1. The Closed Circle- Jonathan Coe
2. Dibs in Search of Self- Virginia Axline
3. Curtain: Poirot’s Last Case- Agatha Christie
4. 99 Ways to Tell a Story- Matt Madden
5. Fragile Things- Neil Gaiman
6. Lost Worlds: What Have We Lost and Where Did it Go?- Michael Bywater
7. Exercises in Style- Raymond Queneau trans. Barbara
8. The Atom Station- Halldór Laxness trans. Magnus Magnusson
9. Sweets: the History of Temptation- Tim Richardson

The Atom Station- Halldór Laxness trans. Magnus Magnusson (yes, him off Mastermind)

Halldór Laxness won a Nobel Prize for literature, is considered THE modern Icelandic writer, and has an excellent name. I’d heard of him for a long time, but never got round to reading anything by him. I went to Iceland a few years ago, but I didn’t buy any books there because they were all so expensive. The other week I saw this in the local library, so I considered it was about time. Halldór Laxness (haltour ˈlaxsnɛs) Halldór Laxness (haltour ˈlaxsnɛs) Halldór Laxness (haltour ˈlaxsnɛs) ….

Ugla (‘owl’) is a girl from a remote valley in the north of Iceland in the late 40s who comes to Reykjavik to work as a maid in the town house of her local MP (who’s trying to strike a deal to get an American nuclear weapon station built in Iceland) and study music.

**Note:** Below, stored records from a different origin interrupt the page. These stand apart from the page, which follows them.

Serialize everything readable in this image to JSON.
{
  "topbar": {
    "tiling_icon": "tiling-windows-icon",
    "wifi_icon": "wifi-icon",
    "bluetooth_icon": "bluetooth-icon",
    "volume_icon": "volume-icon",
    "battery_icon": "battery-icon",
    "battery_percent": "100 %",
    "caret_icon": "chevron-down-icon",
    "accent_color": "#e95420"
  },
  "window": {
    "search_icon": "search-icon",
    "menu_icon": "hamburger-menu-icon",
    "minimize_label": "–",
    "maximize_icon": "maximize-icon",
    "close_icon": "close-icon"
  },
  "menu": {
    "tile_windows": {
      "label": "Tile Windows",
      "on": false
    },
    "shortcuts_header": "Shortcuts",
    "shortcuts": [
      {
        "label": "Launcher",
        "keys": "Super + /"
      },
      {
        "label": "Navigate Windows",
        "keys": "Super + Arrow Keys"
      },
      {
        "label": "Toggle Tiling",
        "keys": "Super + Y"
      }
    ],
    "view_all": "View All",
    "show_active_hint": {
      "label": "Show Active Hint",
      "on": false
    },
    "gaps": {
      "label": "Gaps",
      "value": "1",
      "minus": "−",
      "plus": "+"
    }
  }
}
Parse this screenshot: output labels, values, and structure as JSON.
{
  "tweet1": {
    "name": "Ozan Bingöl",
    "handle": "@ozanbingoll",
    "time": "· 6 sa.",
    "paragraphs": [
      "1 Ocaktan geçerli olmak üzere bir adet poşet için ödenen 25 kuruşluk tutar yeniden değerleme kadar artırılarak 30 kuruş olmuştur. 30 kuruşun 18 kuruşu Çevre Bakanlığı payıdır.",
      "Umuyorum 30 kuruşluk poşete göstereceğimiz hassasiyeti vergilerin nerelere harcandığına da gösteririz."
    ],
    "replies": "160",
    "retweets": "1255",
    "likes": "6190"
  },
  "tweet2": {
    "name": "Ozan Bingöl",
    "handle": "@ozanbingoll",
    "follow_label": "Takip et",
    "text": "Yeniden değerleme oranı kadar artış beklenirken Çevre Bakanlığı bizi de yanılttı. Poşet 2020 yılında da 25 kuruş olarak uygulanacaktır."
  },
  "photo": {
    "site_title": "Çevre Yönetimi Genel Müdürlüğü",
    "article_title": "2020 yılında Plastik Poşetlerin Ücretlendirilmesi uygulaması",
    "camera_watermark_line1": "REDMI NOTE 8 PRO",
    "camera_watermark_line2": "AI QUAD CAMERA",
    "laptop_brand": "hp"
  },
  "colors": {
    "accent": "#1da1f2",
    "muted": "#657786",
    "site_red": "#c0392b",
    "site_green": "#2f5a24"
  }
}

She takes harmonium lessons off an eccentric old man whose house is always full of the local radicals, and becomes a communist by accident . The general tone is surreal and satirical at the same time, apparently not his usual style, but I enjoyed it and would like to read more. I felt like he was taking the piss out of some very specific targets, and that I would have enjoyed the book even more if I were more familiar with Iceland in the 40s. It was also translated by Magnus Magnussson off Mastermind. I like that.

“It is a characteristic of great art that people who know nothing feel they could have done it themselves – if they were stupid enough”

Sweets: the History of Temptation- Tim Richardson

This does exactly what it says on the tin, tracing the history of sweets from primitive honey cakes to the present day mountain of available sweets. It covers the invention of sweets in India, medical use of sugar in mediaeval times (which gave me a terrible craving for liquorice comfits), the explosion of sugar use in Europe on the back of the slave trade in the 1700s, eccentric victorian industrialists and all sorts of trivia on how you actually make various sweets. In between the chapters are short sections entitled Pic ‘n’ Mix which each deal with a particular sweet. I mostly read this while stuffing a bar of Green & Black’s Butterscotch Chocolate into my face, and you should probably do likewise.